Proportional Taxes Proportional tax - A tax for which the percentage of income paid in taxes remains the same for all income levels (also known as a flat tax). For example, whether the income goes up or down, the percentage of income paid in taxes stays the same. Progressive Taxes Progressive tax - A tax for which the percentage of income paid in taxes increases as income increases. For example, the US federal income tax. Regressive Taxes Regressive tax - A tax for which the percentage of income paid in taxes decreases as income increases. For example, sales tax is considered a regressive tax because higher-income households spend a lower proportion of their incomes on taxable goods and services.
Characteristics of A Good Tax A good tax should have four characteristics: 1.Tax laws should be simple and easily understood.

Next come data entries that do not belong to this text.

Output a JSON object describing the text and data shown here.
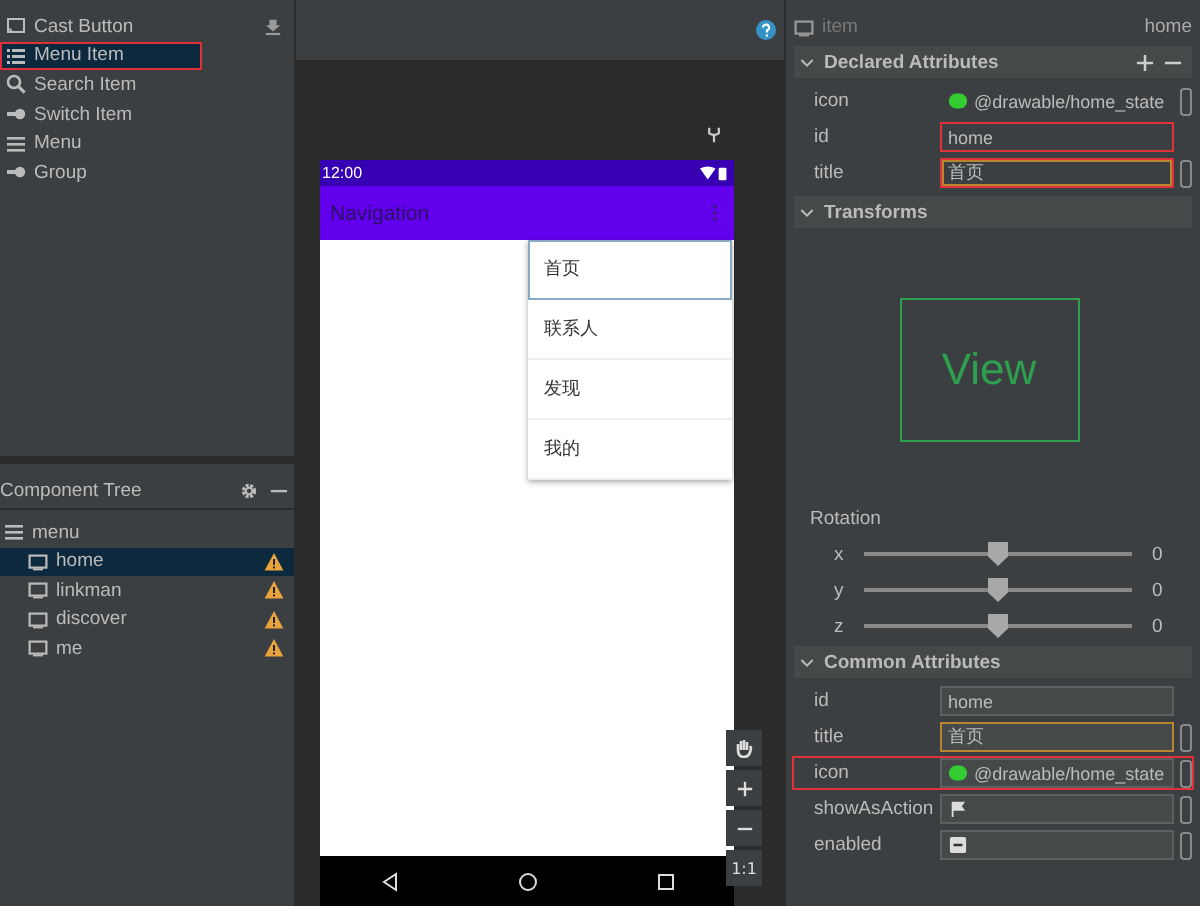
{
  "palette": {
    "items": [
      {
        "label": "Cast Button",
        "kind": "cast",
        "selected": false,
        "highlighted": false,
        "download": true
      },
      {
        "label": "Menu Item",
        "kind": "list",
        "selected": true,
        "highlighted": true,
        "download": false
      },
      {
        "label": "Search Item",
        "kind": "search",
        "selected": false,
        "highlighted": false,
        "download": false
      },
      {
        "label": "Switch Item",
        "kind": "switch",
        "selected": false,
        "highlighted": false,
        "download": false
      },
      {
        "label": "Menu",
        "kind": "menu",
        "selected": false,
        "highlighted": false,
        "download": false
      },
      {
        "label": "Group",
        "kind": "group",
        "selected": false,
        "highlighted": false,
        "download": false
      }
    ]
  },
  "component_tree": {
    "title": "Component Tree",
    "root": {
      "label": "menu",
      "children": [
        {
          "label": "home",
          "selected": true,
          "warning": true
        },
        {
          "label": "linkman",
          "selected": false,
          "warning": true
        },
        {
          "label": "discover",
          "selected": false,
          "warning": true
        },
        {
          "label": "me",
          "selected": false,
          "warning": true
        }
      ]
    }
  },
  "preview": {
    "status_time": "12:00",
    "app_title": "Navigation",
    "menu_items": [
      {
        "label": "首页",
        "selected": true
      },
      {
        "label": "联系人",
        "selected": false
      },
      {
        "label": "发现",
        "selected": false
      },
      {
        "label": "我的",
        "selected": false
      }
    ],
    "zoom_label": "1:1"
  },
  "attributes": {
    "component": "item",
    "id": "home",
    "declared": {
      "title": "Declared Attributes",
      "rows": [
        {
          "name": "icon",
          "kind": "drawable",
          "value": "@drawable/home_state",
          "highlighted": false,
          "focused": false,
          "picker": true
        },
        {
          "name": "id",
          "kind": "text",
          "value": "home",
          "highlighted": true,
          "focused": false,
          "picker": false
        },
        {
          "name": "title",
          "kind": "text",
          "value": "首页",
          "highlighted": true,
          "focused": true,
          "picker": true
        }
      ]
    },
    "transforms": {
      "title": "Transforms",
      "preview_text": "View",
      "rotation_label": "Rotation",
      "sliders": [
        {
          "axis": "x",
          "level": 0.5,
          "reading": "0"
        },
        {
          "axis": "y",
          "level": 0.5,
          "reading": "0"
        },
        {
          "axis": "z",
          "level": 0.5,
          "reading": "0"
        }
      ]
    },
    "common": {
      "title": "Common Attributes",
      "rows": [
        {
          "name": "id",
          "kind": "text",
          "value": "home",
          "highlighted": false,
          "focused": false,
          "picker": false
        },
        {
          "name": "title",
          "kind": "text",
          "value": "首页",
          "highlighted": false,
          "focused": true,
          "picker": true
        },
        {
          "name": "icon",
          "kind": "drawable",
          "value": "@drawable/home_state",
          "highlighted": true,
          "focused": false,
          "picker": true
        },
        {
          "name": "showAsAction",
          "kind": "flag",
          "highlighted": false,
          "focused": false,
          "picker": true
        },
        {
          "name": "enabled",
          "kind": "tristate",
          "highlighted": false,
          "focused": false,
          "picker": true
        }
      ]
    }
  }
}
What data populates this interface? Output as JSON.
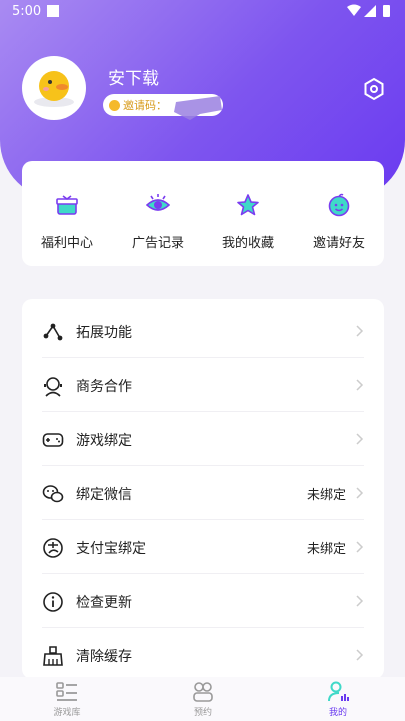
{
  "status_bar": {
    "time": "5:00"
  },
  "profile": {
    "username": "安下载",
    "invite_label": "邀请码："
  },
  "quick_actions": [
    {
      "label": "福利中心",
      "icon": "gift-icon"
    },
    {
      "label": "广告记录",
      "icon": "eye-icon"
    },
    {
      "label": "我的收藏",
      "icon": "star-icon"
    },
    {
      "label": "邀请好友",
      "icon": "invite-icon"
    }
  ],
  "menu": [
    {
      "label": "拓展功能",
      "value": "",
      "icon": "share-nodes-icon"
    },
    {
      "label": "商务合作",
      "value": "",
      "icon": "headset-icon"
    },
    {
      "label": "游戏绑定",
      "value": "",
      "icon": "gamepad-icon"
    },
    {
      "label": "绑定微信",
      "value": "未绑定",
      "icon": "wechat-icon"
    },
    {
      "label": "支付宝绑定",
      "value": "未绑定",
      "icon": "alipay-icon"
    },
    {
      "label": "检查更新",
      "value": "",
      "icon": "info-icon"
    },
    {
      "label": "清除缓存",
      "value": "",
      "icon": "broom-icon"
    }
  ],
  "tabs": [
    {
      "label": "游戏库",
      "icon": "library-icon",
      "active": false
    },
    {
      "label": "预约",
      "icon": "reserve-icon",
      "active": false
    },
    {
      "label": "我的",
      "icon": "user-icon",
      "active": true
    }
  ],
  "colors": {
    "accent": "#6a3af0",
    "header_start": "#a98bf2",
    "header_end": "#6a3af0"
  }
}
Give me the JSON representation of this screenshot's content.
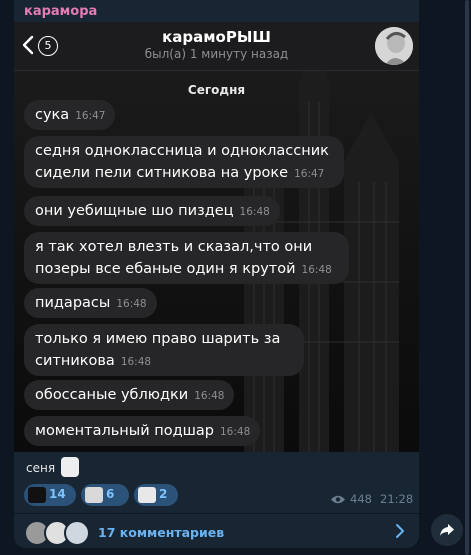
{
  "channel": {
    "name": "карамора"
  },
  "chat": {
    "back_count": "5",
    "title": "карамоРЫШ",
    "status": "был(а) 1 минуту назад",
    "date_label": "Сегодня",
    "messages": [
      {
        "text": "сука",
        "time": "16:47"
      },
      {
        "text": "седня одноклассница и одноклассник сидели пели ситникова на уроке",
        "time": "16:47"
      },
      {
        "text": "они уебищные шо пиздец",
        "time": "16:48"
      },
      {
        "text": "я так хотел влезть и сказал,что они позеры все ебаные один я крутой",
        "time": "16:48"
      },
      {
        "text": "пидарасы",
        "time": "16:48"
      },
      {
        "text": "только я имею право шарить за ситникова",
        "time": "16:48"
      },
      {
        "text": "обоссаные ублюдки",
        "time": "16:48"
      },
      {
        "text": "моментальный подшар",
        "time": "16:48"
      }
    ]
  },
  "reaction_line": {
    "name": "сеня"
  },
  "reactions": [
    {
      "icon": "sticker-icon",
      "count": "14"
    },
    {
      "icon": "sticker-icon",
      "count": "6"
    },
    {
      "icon": "sticker-icon",
      "count": "2"
    }
  ],
  "stats": {
    "views": "448",
    "time": "21:28"
  },
  "comments": {
    "label": "17 комментариев"
  },
  "colors": {
    "accent": "#6ab3f3",
    "channel_name": "#e57bb6",
    "bubble": "#262628",
    "panel": "#182533"
  }
}
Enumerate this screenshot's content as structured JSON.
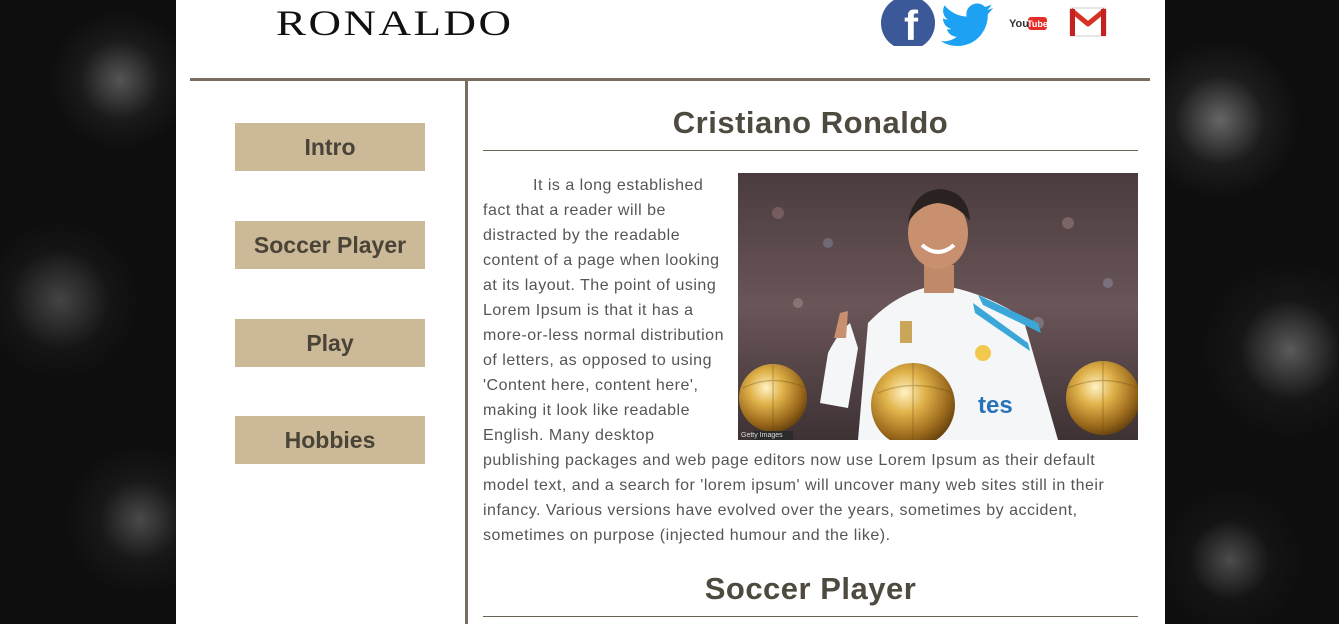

A taxpayer should be able to prepare their own taxes. 2.Tax laws should be efficient. Collecting and paying tax should not take too much time or money. 3.A taxpayer should be certain when a tax is due, and how the tax should be paid. 4.Tax laws should be fair or have equity. No one should bear too little or too much of the tax burden.
Determining Fairness The tax system should be fair, but people disagree on what “fair” means. According to the benefits-received principle, people should pay taxes based on the level of benefits they expect to receive. For example, people who drive should pay gasoline taxes used to build and maintain highways. According to the ability-to-pay principle, people should pay taxes based on their ability to pay. People who earn more can afford to pay more taxes. This is the rationale behind a progressive tax like the US federal income tax.
Balancing Tax Revenues and Tax Rates Tax revenue should be enough to meet citizens’ needs, but not so much that the tax discourages production. Many people argue that the economy benefits from lower, rather than higher, tax rates. Who Bears the Burden of Taxes To fully evaluate the fairness of a tax, it is important to think about who bears the incidence of a tax. Incidence of a tax - The final burden of the tax. The more inelastic the demand, the more easily the seller can shift the tax to consumers. The good or service is seen as a necessity. The more elastic the demand, the more the seller bears the burden. The good or service is seen as a luxury.